To be sure, C. septentrionale grows in large clusters, and, at first glance, these resemble a lush congregation of oyster mushrooms, which are true delicacies. Alas, says Volk, these tooth mushrooms—the common name describes their underside, which bears tiny teeth-like flesh rather than gills—are “bitter and too tough to eat.” This is a pity, I concurred with my friend. “There’ll be others, though,” I said. “Just don’t expect me to identify them over the phone and guarantee they’re fine to eat—even if you sign the waiver.”

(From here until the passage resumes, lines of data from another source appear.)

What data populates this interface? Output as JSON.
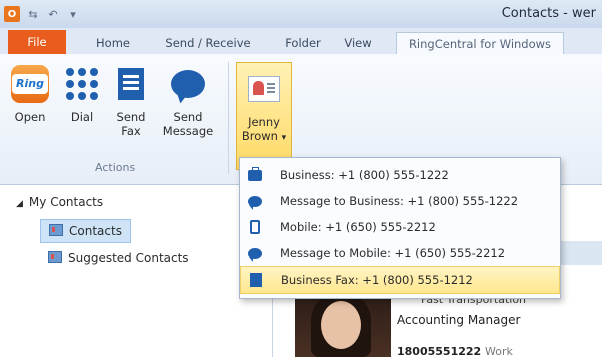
{
  "window": {
    "title": "Contacts - wer"
  },
  "tabs": [
    {
      "label": "File"
    },
    {
      "label": "Home"
    },
    {
      "label": "Send / Receive"
    },
    {
      "label": "Folder"
    },
    {
      "label": "View"
    },
    {
      "label": "RingCentral for Windows"
    }
  ],
  "ribbon": {
    "group_label": "Actions",
    "buttons": [
      {
        "line1": "Open",
        "line2": "",
        "logo_text": "Ring"
      },
      {
        "line1": "Dial",
        "line2": ""
      },
      {
        "line1": "Send",
        "line2": "Fax"
      },
      {
        "line1": "Send",
        "line2": "Message"
      },
      {
        "line1": "Jenny",
        "line2": "Brown",
        "arrow": "▾"
      }
    ]
  },
  "nav": {
    "header": "My Contacts",
    "items": [
      {
        "label": "Contacts",
        "selected": true
      },
      {
        "label": "Suggested Contacts",
        "selected": false
      }
    ]
  },
  "menu": {
    "items": [
      {
        "icon": "briefcase-icon",
        "label": "Business: +1 (800) 555-1222"
      },
      {
        "icon": "chat-bubble-icon",
        "label": "Message to Business: +1 (800) 555-1222"
      },
      {
        "icon": "mobile-phone-icon",
        "label": "Mobile: +1 (650) 555-2212"
      },
      {
        "icon": "chat-bubble-icon",
        "label": "Message to Mobile: +1 (650) 555-2212"
      },
      {
        "icon": "fax-icon",
        "label": "Business Fax: +1 (800) 555-1212",
        "highlighted": true
      }
    ]
  },
  "card": {
    "company": "Fast Transportation",
    "title": "Accounting Manager",
    "phone": "18005551222",
    "phone_type": "Work"
  },
  "colors": {
    "file_tab": "#e85d1d",
    "accent_blue": "#1f5fae",
    "highlight": "#ffe78f"
  }
}
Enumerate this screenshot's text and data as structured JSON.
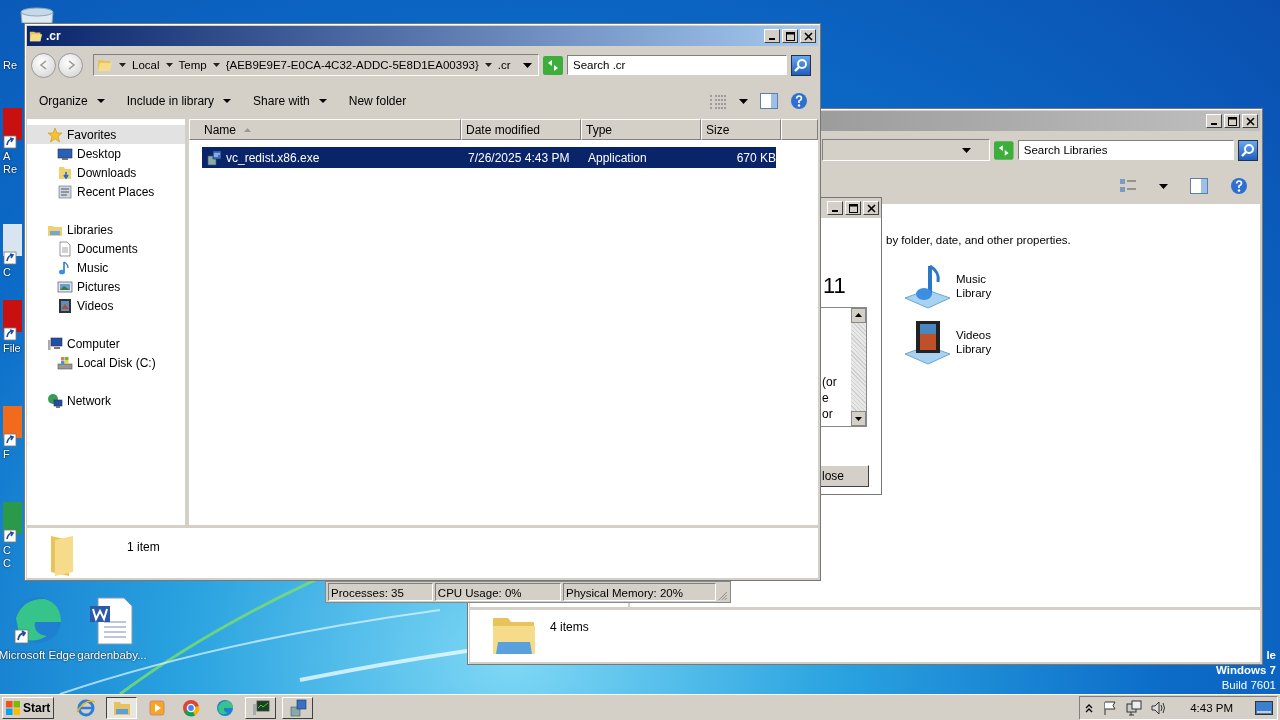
{
  "desktop": {
    "icons": [
      {
        "kind": "recycle",
        "lines": [
          "Re"
        ]
      },
      {
        "kind": "red-app",
        "lines": [
          "A",
          "Re"
        ]
      },
      {
        "kind": "blank-app",
        "lines": [
          "C"
        ]
      },
      {
        "kind": "red-app",
        "lines": [
          "File"
        ]
      },
      {
        "kind": "orange-app",
        "lines": [
          "F"
        ]
      },
      {
        "kind": "green-app",
        "lines": [
          "C",
          "C"
        ]
      }
    ],
    "shortcuts": [
      {
        "kind": "edge",
        "label": "Microsoft Edge"
      },
      {
        "kind": "word",
        "label": "gardenbaby..."
      }
    ],
    "os_text": [
      "le",
      "Windows 7",
      "Build 7601"
    ]
  },
  "libraries_window": {
    "search": {
      "placeholder": "Search Libraries"
    },
    "description": "by folder, date, and other properties.",
    "items": [
      {
        "kind": "music",
        "label": "Music Library"
      },
      {
        "kind": "videos",
        "label": "Videos Library"
      }
    ],
    "status": "4 items"
  },
  "task_manager": {
    "status": [
      "Processes: 35",
      "CPU Usage: 0%",
      "Physical Memory: 20%"
    ]
  },
  "dialog": {
    "heading": "11",
    "list_lines": [
      "(or",
      "e",
      "or"
    ],
    "button": "lose"
  },
  "explorer": {
    "title": ".cr",
    "breadcrumbs": [
      "Local",
      "Temp",
      "{AEB9E9E7-E0CA-4C32-ADDC-5E8D1EA00393}",
      ".cr"
    ],
    "search": {
      "placeholder": "Search .cr"
    },
    "toolbar": [
      {
        "label": "Organize",
        "dropdown": true
      },
      {
        "label": "Include in library",
        "dropdown": true
      },
      {
        "label": "Share with",
        "dropdown": true
      },
      {
        "label": "New folder",
        "dropdown": false
      }
    ],
    "nav": [
      {
        "kind": "star",
        "label": "Favorites",
        "selected": true,
        "children": [
          {
            "kind": "desktop",
            "label": "Desktop",
            "selected": false
          },
          {
            "kind": "downloads",
            "label": "Downloads",
            "selected": false
          },
          {
            "kind": "recent",
            "label": "Recent Places",
            "selected": false
          }
        ]
      },
      {
        "kind": "libraries",
        "label": "Libraries",
        "selected": false,
        "children": [
          {
            "kind": "documents",
            "label": "Documents",
            "selected": false
          },
          {
            "kind": "music",
            "label": "Music",
            "selected": false
          },
          {
            "kind": "pictures",
            "label": "Pictures",
            "selected": false
          },
          {
            "kind": "videos",
            "label": "Videos",
            "selected": false
          }
        ]
      },
      {
        "kind": "computer",
        "label": "Computer",
        "selected": false,
        "children": [
          {
            "kind": "disk",
            "label": "Local Disk (C:)",
            "selected": false
          }
        ]
      },
      {
        "kind": "network",
        "label": "Network",
        "selected": false
      }
    ],
    "columns": [
      {
        "label": "Name",
        "sorted": true
      },
      {
        "label": "Date modified",
        "sorted": false
      },
      {
        "label": "Type",
        "sorted": false
      },
      {
        "label": "Size",
        "sorted": false
      }
    ],
    "rows": [
      {
        "name": "vc_redist.x86.exe",
        "date": "7/26/2025 4:43 PM",
        "type": "Application",
        "size": "670 KB",
        "selected": true
      }
    ],
    "status": "1 item"
  },
  "taskbar": {
    "start": "Start",
    "apps": [
      {
        "kind": "ie",
        "open": false,
        "selected": false
      },
      {
        "kind": "explorer",
        "open": true,
        "selected": true
      },
      {
        "kind": "media",
        "open": false,
        "selected": false
      },
      {
        "kind": "chrome",
        "open": false,
        "selected": false
      },
      {
        "kind": "edge",
        "open": false,
        "selected": false
      },
      {
        "kind": "taskmgr",
        "open": true,
        "selected": false
      },
      {
        "kind": "installer",
        "open": true,
        "selected": false
      }
    ],
    "clock": "4:43 PM"
  }
}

A Note to Readers: I’m offering the following information with no guarantees, either; you’re on your own, so please be careful. But I can tell you that these sites—all of them current—are useful. Be sure to check out David Fischer’s americanmushrooms.com, which includes a link to his masterful book Edible Wild Mushrooms of North America; and the Boston Mycological Club, www.bostonmycologicalclub.org/ , a great group that sponsors field trips and authoritative instruction sessions. Among my favorite books are the National Audubon Society Field Guide to North American Mushrooms, by Gary H. Lincoff; the Peterson Field Guide to Mushrooms of North America, by Kent and Vera McKnight; and The Mushroom Hunter's Field Guide, by Alexander H. Smith and Nancy Smith Weber. And if you’re interested in sampling fungal delights, the Denison Pequotsepos Nature Center in Mystic, CT, is sponsoring its 12th Annual Wild Mushroom Festival on September 29; here’s a link to the Nature Center site: www.dpnc.org/index.html